:: Required action ::
Word for word, restate every entry that follows.

————————

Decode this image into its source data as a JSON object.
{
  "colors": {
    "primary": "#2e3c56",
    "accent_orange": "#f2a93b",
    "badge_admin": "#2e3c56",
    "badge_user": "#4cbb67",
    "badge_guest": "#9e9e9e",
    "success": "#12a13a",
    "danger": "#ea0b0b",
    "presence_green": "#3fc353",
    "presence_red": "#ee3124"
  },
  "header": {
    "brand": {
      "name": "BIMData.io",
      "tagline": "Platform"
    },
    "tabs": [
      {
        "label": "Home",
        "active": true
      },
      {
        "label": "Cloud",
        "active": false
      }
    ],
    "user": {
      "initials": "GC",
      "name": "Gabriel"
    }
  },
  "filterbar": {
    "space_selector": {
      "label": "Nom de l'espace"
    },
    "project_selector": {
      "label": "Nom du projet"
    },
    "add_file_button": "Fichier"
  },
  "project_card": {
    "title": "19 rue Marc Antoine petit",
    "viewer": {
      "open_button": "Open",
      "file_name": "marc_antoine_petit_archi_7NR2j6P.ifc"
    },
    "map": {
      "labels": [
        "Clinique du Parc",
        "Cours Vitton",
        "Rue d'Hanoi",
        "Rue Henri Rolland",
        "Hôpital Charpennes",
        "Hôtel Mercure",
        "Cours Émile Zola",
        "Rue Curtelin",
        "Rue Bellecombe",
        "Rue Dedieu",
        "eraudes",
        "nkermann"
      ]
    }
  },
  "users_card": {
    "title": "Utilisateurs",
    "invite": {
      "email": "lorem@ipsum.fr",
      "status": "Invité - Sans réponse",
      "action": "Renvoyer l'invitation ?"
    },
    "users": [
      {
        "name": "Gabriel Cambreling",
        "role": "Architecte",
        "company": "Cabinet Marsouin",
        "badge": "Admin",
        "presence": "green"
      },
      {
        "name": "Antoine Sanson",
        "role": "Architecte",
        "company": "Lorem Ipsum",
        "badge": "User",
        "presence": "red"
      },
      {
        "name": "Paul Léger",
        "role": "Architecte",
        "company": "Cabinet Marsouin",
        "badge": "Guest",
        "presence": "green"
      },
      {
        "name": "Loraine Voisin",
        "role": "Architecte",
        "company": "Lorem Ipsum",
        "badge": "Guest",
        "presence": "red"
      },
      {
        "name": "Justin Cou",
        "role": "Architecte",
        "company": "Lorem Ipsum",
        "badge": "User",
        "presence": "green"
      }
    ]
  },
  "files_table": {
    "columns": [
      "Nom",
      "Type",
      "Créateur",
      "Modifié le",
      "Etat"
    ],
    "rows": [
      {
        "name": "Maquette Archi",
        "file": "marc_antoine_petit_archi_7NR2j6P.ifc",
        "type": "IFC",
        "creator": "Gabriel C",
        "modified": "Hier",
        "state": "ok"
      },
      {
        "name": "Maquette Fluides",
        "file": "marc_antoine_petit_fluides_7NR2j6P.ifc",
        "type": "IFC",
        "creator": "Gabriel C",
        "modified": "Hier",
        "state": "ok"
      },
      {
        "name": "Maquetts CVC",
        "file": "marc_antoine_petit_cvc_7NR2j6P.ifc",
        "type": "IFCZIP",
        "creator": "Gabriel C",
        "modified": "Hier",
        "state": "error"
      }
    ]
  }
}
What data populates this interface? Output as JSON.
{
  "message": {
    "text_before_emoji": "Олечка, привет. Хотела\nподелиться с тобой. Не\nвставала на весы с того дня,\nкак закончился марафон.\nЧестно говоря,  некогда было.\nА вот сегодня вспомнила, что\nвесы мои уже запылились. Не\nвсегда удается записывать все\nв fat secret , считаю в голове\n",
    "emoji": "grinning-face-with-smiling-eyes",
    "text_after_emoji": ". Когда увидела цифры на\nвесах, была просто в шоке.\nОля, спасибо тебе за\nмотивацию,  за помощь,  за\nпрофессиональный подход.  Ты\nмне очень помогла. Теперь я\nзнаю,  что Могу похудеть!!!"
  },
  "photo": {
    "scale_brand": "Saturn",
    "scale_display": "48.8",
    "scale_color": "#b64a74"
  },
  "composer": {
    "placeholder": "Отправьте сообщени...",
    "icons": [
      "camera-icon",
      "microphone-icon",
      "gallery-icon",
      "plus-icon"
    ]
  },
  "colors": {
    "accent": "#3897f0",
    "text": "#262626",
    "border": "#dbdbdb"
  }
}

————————

:: Response ::
Decode this image into its source data as a JSON object.
{
  "colors": {
    "primary": "#2e3c56",
    "accent_orange": "#f2a93b",
    "badge_admin": "#2e3c56",
    "badge_user": "#4cbb67",
    "badge_guest": "#9e9e9e",
    "success": "#12a13a",
    "danger": "#ea0b0b",
    "presence_green": "#3fc353",
    "presence_red": "#ee3124"
  },
  "header": {
    "brand": {
      "name": "BIMData.io",
      "tagline": "Platform"
    },
    "tabs": [
      {
        "label": "Home",
        "active": true
      },
      {
        "label": "Cloud",
        "active": false
      }
    ],
    "user": {
      "initials": "GC",
      "name": "Gabriel"
    }
  },
  "filterbar": {
    "space_selector": {
      "label": "Nom de l'espace"
    },
    "project_selector": {
      "label": "Nom du projet"
    },
    "add_file_button": "Fichier"
  },
  "project_card": {
    "title": "19 rue Marc Antoine petit",
    "viewer": {
      "open_button": "Open",
      "file_name": "marc_antoine_petit_archi_7NR2j6P.ifc"
    },
    "map": {
      "labels": [
        "Clinique du Parc",
        "Cours Vitton",
        "Rue d'Hanoi",
        "Rue Henri Rolland",
        "Hôpital Charpennes",
        "Hôtel Mercure",
        "Cours Émile Zola",
        "Rue Curtelin",
        "Rue Bellecombe",
        "Rue Dedieu",
        "eraudes",
        "nkermann"
      ]
    }
  },
  "users_card": {
    "title": "Utilisateurs",
    "invite": {
      "email": "lorem@ipsum.fr",
      "status": "Invité - Sans réponse",
      "action": "Renvoyer l'invitation ?"
    },
    "users": [
      {
        "name": "Gabriel Cambreling",
        "role": "Architecte",
        "company": "Cabinet Marsouin",
        "badge": "Admin",
        "presence": "green"
      },
      {
        "name": "Antoine Sanson",
        "role": "Architecte",
        "company": "Lorem Ipsum",
        "badge": "User",
        "presence": "red"
      },
      {
        "name": "Paul Léger",
        "role": "Architecte",
        "company": "Cabinet Marsouin",
        "badge": "Guest",
        "presence": "green"
      },
      {
        "name": "Loraine Voisin",
        "role": "Architecte",
        "company": "Lorem Ipsum",
        "badge": "Guest",
        "presence": "red"
      },
      {
        "name": "Justin Cou",
        "role": "Architecte",
        "company": "Lorem Ipsum",
        "badge": "User",
        "presence": "green"
      }
    ]
  },
  "files_table": {
    "columns": [
      "Nom",
      "Type",
      "Créateur",
      "Modifié le",
      "Etat"
    ],
    "rows": [
      {
        "name": "Maquette Archi",
        "file": "marc_antoine_petit_archi_7NR2j6P.ifc",
        "type": "IFC",
        "creator": "Gabriel C",
        "modified": "Hier",
        "state": "ok"
      },
      {
        "name": "Maquette Fluides",
        "file": "marc_antoine_petit_fluides_7NR2j6P.ifc",
        "type": "IFC",
        "creator": "Gabriel C",
        "modified": "Hier",
        "state": "ok"
      },
      {
        "name": "Maquetts CVC",
        "file": "marc_antoine_petit_cvc_7NR2j6P.ifc",
        "type": "IFCZIP",
        "creator": "Gabriel C",
        "modified": "Hier",
        "state": "error"
      }
    ]
  }
}
What data populates this interface? Output as JSON.
{
  "message": {
    "text_before_emoji": "Олечка, привет. Хотела\nподелиться с тобой. Не\nвставала на весы с того дня,\nкак закончился марафон.\nЧестно говоря,  некогда было.\nА вот сегодня вспомнила, что\nвесы мои уже запылились. Не\nвсегда удается записывать все\nв fat secret , считаю в голове\n",
    "emoji": "grinning-face-with-smiling-eyes",
    "text_after_emoji": ". Когда увидела цифры на\nвесах, была просто в шоке.\nОля, спасибо тебе за\nмотивацию,  за помощь,  за\nпрофессиональный подход.  Ты\nмне очень помогла. Теперь я\nзнаю,  что Могу похудеть!!!"
  },
  "photo": {
    "scale_brand": "Saturn",
    "scale_display": "48.8",
    "scale_color": "#b64a74"
  },
  "composer": {
    "placeholder": "Отправьте сообщени...",
    "icons": [
      "camera-icon",
      "microphone-icon",
      "gallery-icon",
      "plus-icon"
    ]
  },
  "colors": {
    "accent": "#3897f0",
    "text": "#262626",
    "border": "#dbdbdb"
  }
}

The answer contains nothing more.